The program, called “The Vote’s in Your Court’’will work to educate Floridians so they can make a better informed decision about the merit retention races on the ballot.

“Democracy works best when there’s good information,’’ said Scott Hawkins, president of the Florida Bar and a West Palm Beach lawyer. “This effort is not about supporting any particular court or any particular judge…we are endorsing a system which has operated uniformly for nearly 40 years.”

 Since 1976, Florida’s Constitution has required that Supreme Court justices and district court of appeal judges appear on the first statewide ballot following their appointment and then again every six years. This year, Justices Barbara ParienteFred Lewis and Peggy Quince will be up for a merit retention vote along with appellate court judges around the state.

Two years ago, a last minute group formed to oust Justices Jorge Labarga and James E.C. Perry. The right-leaning organization, Restore Justice
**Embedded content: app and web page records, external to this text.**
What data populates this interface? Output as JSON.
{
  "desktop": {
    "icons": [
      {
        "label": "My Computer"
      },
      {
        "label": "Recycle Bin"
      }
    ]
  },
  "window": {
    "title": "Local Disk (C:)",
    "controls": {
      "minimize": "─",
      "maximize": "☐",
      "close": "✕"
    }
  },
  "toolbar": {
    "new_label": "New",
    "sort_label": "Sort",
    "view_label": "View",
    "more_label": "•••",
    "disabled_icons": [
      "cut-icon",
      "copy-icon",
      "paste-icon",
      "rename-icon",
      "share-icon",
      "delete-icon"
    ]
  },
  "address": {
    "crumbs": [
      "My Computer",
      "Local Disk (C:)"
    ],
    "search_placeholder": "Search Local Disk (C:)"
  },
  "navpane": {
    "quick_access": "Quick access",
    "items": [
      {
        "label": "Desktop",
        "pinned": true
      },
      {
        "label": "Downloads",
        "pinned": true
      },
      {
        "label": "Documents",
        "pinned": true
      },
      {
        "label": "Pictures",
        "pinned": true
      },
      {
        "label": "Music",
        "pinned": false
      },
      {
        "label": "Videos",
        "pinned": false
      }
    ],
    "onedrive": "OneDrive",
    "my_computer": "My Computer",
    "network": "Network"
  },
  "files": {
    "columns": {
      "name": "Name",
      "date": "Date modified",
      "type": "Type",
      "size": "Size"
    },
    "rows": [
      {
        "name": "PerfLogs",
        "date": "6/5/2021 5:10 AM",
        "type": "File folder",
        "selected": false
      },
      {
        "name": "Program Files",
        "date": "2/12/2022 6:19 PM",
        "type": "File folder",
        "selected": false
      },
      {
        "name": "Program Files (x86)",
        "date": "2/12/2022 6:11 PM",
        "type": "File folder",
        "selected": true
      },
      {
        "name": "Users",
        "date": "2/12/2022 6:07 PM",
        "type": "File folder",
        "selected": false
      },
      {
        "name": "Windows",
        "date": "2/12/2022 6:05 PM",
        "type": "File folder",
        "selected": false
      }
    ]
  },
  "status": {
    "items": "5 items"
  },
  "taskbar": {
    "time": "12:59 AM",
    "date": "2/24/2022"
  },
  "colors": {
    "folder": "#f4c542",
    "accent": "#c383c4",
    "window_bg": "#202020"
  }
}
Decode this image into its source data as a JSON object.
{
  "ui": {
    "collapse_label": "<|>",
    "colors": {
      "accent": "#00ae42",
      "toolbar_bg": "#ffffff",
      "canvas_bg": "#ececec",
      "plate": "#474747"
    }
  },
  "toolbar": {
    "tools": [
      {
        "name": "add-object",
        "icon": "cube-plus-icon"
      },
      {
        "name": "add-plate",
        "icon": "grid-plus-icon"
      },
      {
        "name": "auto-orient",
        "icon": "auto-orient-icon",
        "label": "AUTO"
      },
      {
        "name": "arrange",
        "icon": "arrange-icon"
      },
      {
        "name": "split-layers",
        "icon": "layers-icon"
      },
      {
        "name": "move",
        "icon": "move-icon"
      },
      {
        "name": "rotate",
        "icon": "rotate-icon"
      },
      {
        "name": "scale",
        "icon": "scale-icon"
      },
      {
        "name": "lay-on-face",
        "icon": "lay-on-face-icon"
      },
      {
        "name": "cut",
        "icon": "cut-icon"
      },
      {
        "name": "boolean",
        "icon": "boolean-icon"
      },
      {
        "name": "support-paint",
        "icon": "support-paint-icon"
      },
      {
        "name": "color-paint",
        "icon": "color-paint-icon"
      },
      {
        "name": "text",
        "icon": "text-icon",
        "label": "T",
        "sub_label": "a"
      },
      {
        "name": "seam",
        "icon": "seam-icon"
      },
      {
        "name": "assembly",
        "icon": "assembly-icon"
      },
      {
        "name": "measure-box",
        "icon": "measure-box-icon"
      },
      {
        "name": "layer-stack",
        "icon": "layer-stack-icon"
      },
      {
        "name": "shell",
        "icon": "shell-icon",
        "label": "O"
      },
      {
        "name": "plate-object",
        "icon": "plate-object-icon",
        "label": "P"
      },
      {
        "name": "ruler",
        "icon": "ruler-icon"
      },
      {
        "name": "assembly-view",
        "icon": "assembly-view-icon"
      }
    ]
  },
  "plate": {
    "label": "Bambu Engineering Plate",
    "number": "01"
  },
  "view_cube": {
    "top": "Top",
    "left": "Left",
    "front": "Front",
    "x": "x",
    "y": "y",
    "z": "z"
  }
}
, which is linked to the Tea Party movement, targeted the justices after they voted with the 5-2 majority in a ruling that rejected a legislatively-backed constitutional amendment to allow the state to opt-out of federal health care reform because it failed to meet the state’s ballot requirements.


This year, the organization has started up again and is prepared to campaign against the remaining three justices in the opinion, each of which has twice before won merit retention approval.
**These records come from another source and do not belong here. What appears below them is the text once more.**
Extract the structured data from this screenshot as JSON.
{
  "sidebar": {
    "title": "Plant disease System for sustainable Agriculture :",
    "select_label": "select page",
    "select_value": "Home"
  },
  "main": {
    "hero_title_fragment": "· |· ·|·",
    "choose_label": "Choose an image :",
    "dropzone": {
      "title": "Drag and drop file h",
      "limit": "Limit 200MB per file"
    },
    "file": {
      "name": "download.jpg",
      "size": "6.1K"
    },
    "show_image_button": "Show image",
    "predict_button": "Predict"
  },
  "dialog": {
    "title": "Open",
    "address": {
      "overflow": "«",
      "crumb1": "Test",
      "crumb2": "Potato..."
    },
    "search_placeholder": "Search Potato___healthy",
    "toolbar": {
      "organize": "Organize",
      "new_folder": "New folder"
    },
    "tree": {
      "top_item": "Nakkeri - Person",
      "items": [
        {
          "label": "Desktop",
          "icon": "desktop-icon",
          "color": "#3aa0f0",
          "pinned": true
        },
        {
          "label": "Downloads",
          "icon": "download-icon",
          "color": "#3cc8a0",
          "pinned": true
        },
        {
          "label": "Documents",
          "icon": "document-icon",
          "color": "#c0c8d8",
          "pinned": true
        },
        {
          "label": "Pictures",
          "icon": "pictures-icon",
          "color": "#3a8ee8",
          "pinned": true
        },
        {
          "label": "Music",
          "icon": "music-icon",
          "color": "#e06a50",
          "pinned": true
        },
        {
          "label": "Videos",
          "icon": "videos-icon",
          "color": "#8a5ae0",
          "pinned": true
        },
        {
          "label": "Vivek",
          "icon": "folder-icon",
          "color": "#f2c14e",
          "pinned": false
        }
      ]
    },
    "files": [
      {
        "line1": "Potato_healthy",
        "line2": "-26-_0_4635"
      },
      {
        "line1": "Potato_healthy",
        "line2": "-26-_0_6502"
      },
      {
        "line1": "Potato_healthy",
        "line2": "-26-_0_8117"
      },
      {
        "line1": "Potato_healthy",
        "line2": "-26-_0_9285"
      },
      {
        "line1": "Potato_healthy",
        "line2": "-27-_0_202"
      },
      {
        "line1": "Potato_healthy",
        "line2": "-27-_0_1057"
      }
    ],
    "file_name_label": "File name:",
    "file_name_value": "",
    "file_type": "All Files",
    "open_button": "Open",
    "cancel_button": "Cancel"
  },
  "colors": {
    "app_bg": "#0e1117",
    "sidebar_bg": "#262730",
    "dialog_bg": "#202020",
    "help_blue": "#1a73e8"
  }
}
But the justices have their hands tied. The ethics laws governing judges in Florida prohibit them from discussing their policy views, unlike candidates running for elected office, but those who launch an opposition campaign to defeat a judge can say whatever they want.

 “They can’t explain how they have ruled in the past or how they may rule in the future,’’ Hawkins said. “The restrictions on what candidates for judicial office can say are severe and strict.”

But because of this system, the bar “believes the importance of impartial, balanced and accurate information is critical,’’ he said.

The goal of the merit retention election is to give voters an opportunity to assess the body of work done by the justices and determine if they continue to remain qualified for the job. It is not to police bad judges, Hawkins said. That job goes to the Judical Qualifications Commission, which reviews, removes and sanctions judges for bad behavior, of the impeachment process which allows the state Senate to remove a bad judge.

While no judges have ever been removed under merit retention in the 34 years the program has been in place, many judges have been moved from office, Hawkins said.

Former Gov. Reubin Askew, who as governor willingly gave up his power to select the judges and justices in exchange for the merit retention system, said “it’s the best system that’s been devised for fairness.”

Askew said that when he came to office, justices were elected in partisan elections, collected campaign contributions and “money kept coming in.”

“It was an absolute mess,’’ he said. He endorsed the ballot amendment to allow judges to be retained by voters “to help keep politics out of the courtroom and go a long way to developing fair and impartial court decisions.’’

Now, Askew acknowledges, “there’s no perfect system,’’ and supports the right for groups to organize in opposition. But the system is better than appointing judges for life or requiring appellate judges to campaign in partisan elections.

“The most important thing to remember,'' he said, "is if you don’t have merit retention -- which has worked well under seven governors and for both parties in Florida -- where do you go from there?”

- Herald/Times Tallahassee Bureau

- Mary Ellen Klas


Connie Mack Super Pac ad bashes Bill Nelson over Keystone, features Mack's dad

Freedom PAC, the pro-Connie Mack political committee, has announced it'll start running ads hitting Sen. Bill Nelson for backing President Obama over the administration's decision to block construction of the Keystone XL pipeline.

One interesting bit from the ad: There's a shot of Congressman Mack's dad, Senator-turned-lobbyist Connie Mack III. Mack's Republican opponent, George LeMieux, has charged that Mack IV is running a "campaign of confusion" to trick people into thinking he's his dad. Obviously, Mack III has coat tails.